But as far as the hardware goes, the integrated GPU is going to be available even if when the external GPU is present. It is likely Dell uses the same motherboard for both laptops - they just neglect to install the external GPU in certain models. This is how manufacturers typically approach this problem.
Backwards compatibility is worth more then extra battery life. The A series CPUs are excellent and I am certain they cost Apple less then the Intel chips but adopting them for current products would cause too much grief. Intel is still improving their CPUs and not forcing Apple to switch architectures.
For new platforms, the A series CPUs are an obvious choice. I could see a version of MacOSX being ported to the latest large iPads. In time, the software ecosystem would develop to support the ARM CPUs and eventually, an ARM laptop could be viable. But this would take some time and would require Intel to drop the ball. I do not personally see it happening anytime soon.
If you want per-application snapshots then you want the application to be in charge of the snapshots - not the file system. The file system does not know when an application is finished making changes to a file. Possibly many files must be changed - the file system does not know so it can not make any assumptions. Applications should be in charge of their own document snapshots using some form of version control. If one wanted they should script it so that a ZFS snapshot was generated - but you are better of using git.
With regards to ZFS, the snapshots are generally done at whatever frequency is defined by the administrator. 5min, 30min, 1day - whatever they decide. The snapshots are accessed from the root ".zfs/snapshots/named_snapshot" directory. There is no piecing together of files - the full file-system, as it was at the point in time it was captured, is available in the directory. The snapshots are immutable - the contents will never change so long as the snapshot exists.

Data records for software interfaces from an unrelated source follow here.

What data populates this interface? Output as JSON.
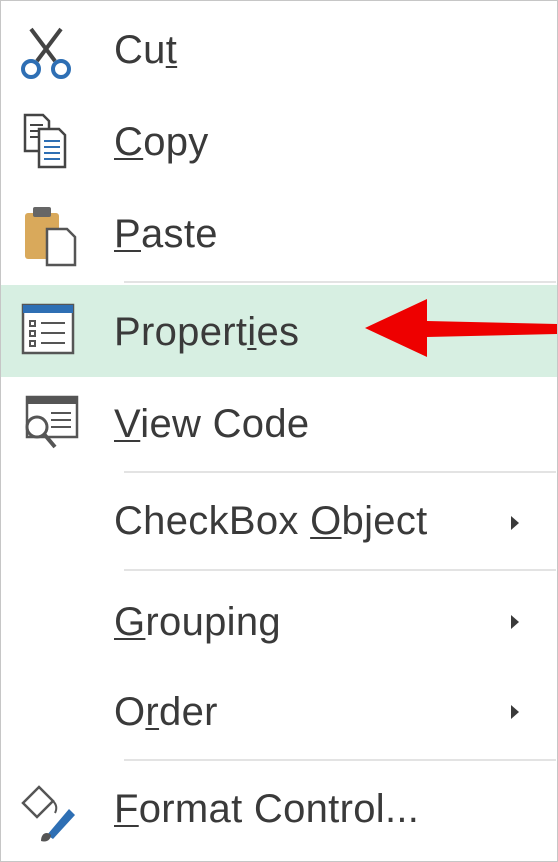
{
  "menu": {
    "items": [
      {
        "id": "cut",
        "pre": "Cu",
        "ul": "t",
        "post": "",
        "icon": "scissors-icon"
      },
      {
        "id": "copy",
        "pre": "",
        "ul": "C",
        "post": "opy",
        "icon": "copy-icon"
      },
      {
        "id": "paste",
        "pre": "",
        "ul": "P",
        "post": "aste",
        "icon": "paste-clipboard-icon"
      },
      {
        "id": "properties",
        "pre": "Propert",
        "ul": "i",
        "post": "es",
        "icon": "properties-icon",
        "highlighted": true
      },
      {
        "id": "view_code",
        "pre": "",
        "ul": "V",
        "post": "iew Code",
        "icon": "view-code-icon"
      },
      {
        "id": "checkbox_object",
        "pre": "CheckBox ",
        "ul": "O",
        "post": "bject",
        "submenu": true
      },
      {
        "id": "grouping",
        "pre": "",
        "ul": "G",
        "post": "rouping",
        "submenu": true
      },
      {
        "id": "order",
        "pre": "O",
        "ul": "r",
        "post": "der",
        "submenu": true
      },
      {
        "id": "format_control",
        "pre": "",
        "ul": "F",
        "post": "ormat Control...",
        "icon": "format-control-icon"
      }
    ]
  },
  "colors": {
    "highlight": "#d7efe2",
    "text": "#3a3a3a",
    "separator": "#e3e3e3",
    "annotation_arrow": "#ee0000",
    "icon_blue": "#2e6fb4"
  }
}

It is more likely that Apple designed USB-C at the same time they designed the Lightning connector. They opted for the Lightning connector and decided to gift USB-C. It is in Apple's best interest for USB to have a good connector.
Looking at how horrible the USB3 connectors are, it all makes sense. USB 3.1 was announced far to quickly for it to have been planned at the time USB 3.0 was being specified. And there was no design debate - the new connector was basically just announced. Looks like someone delivered a fully developed USB-C connector to the USB standard committee and it was enough of an improvement to warrant a new version.

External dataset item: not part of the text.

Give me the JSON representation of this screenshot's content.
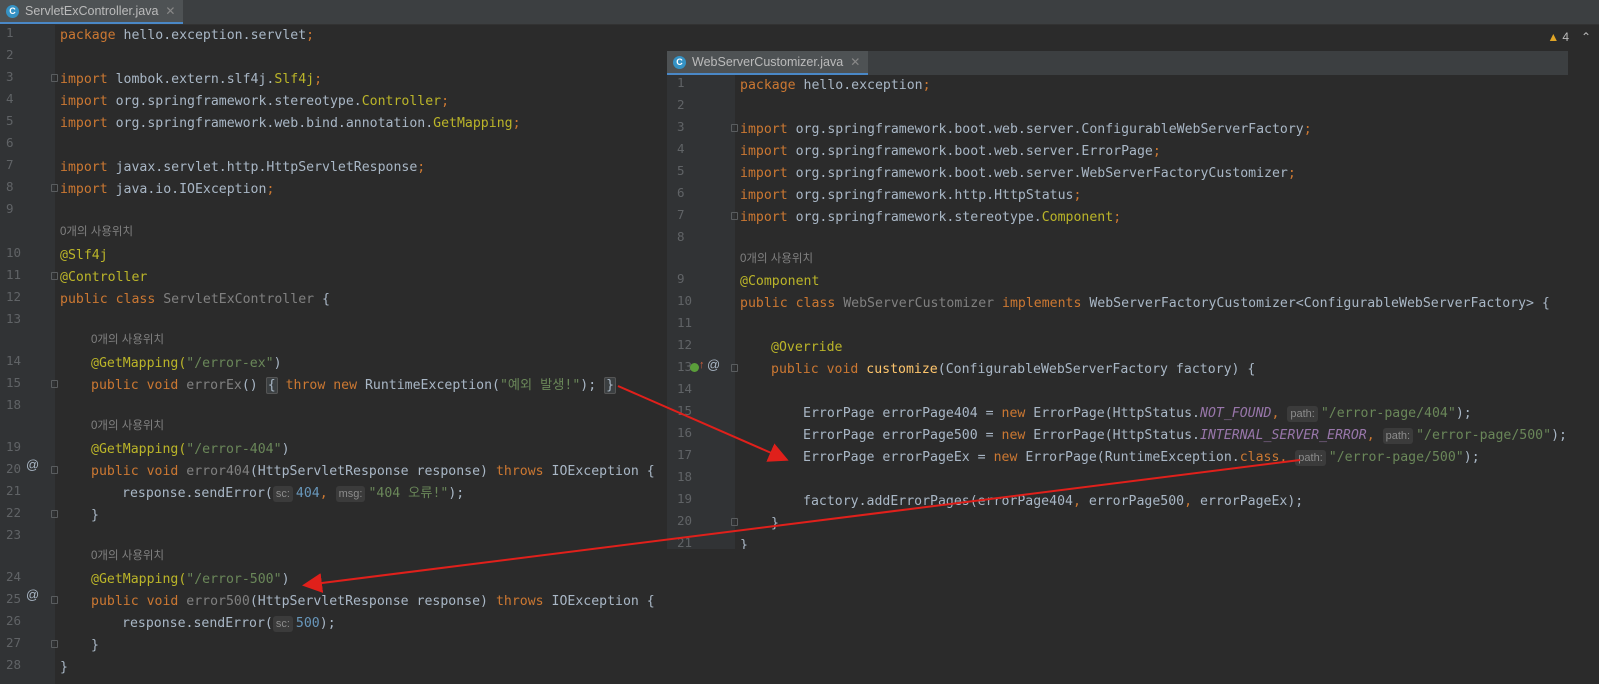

"I never let my schooling get in the way of my education." -- Mark Twain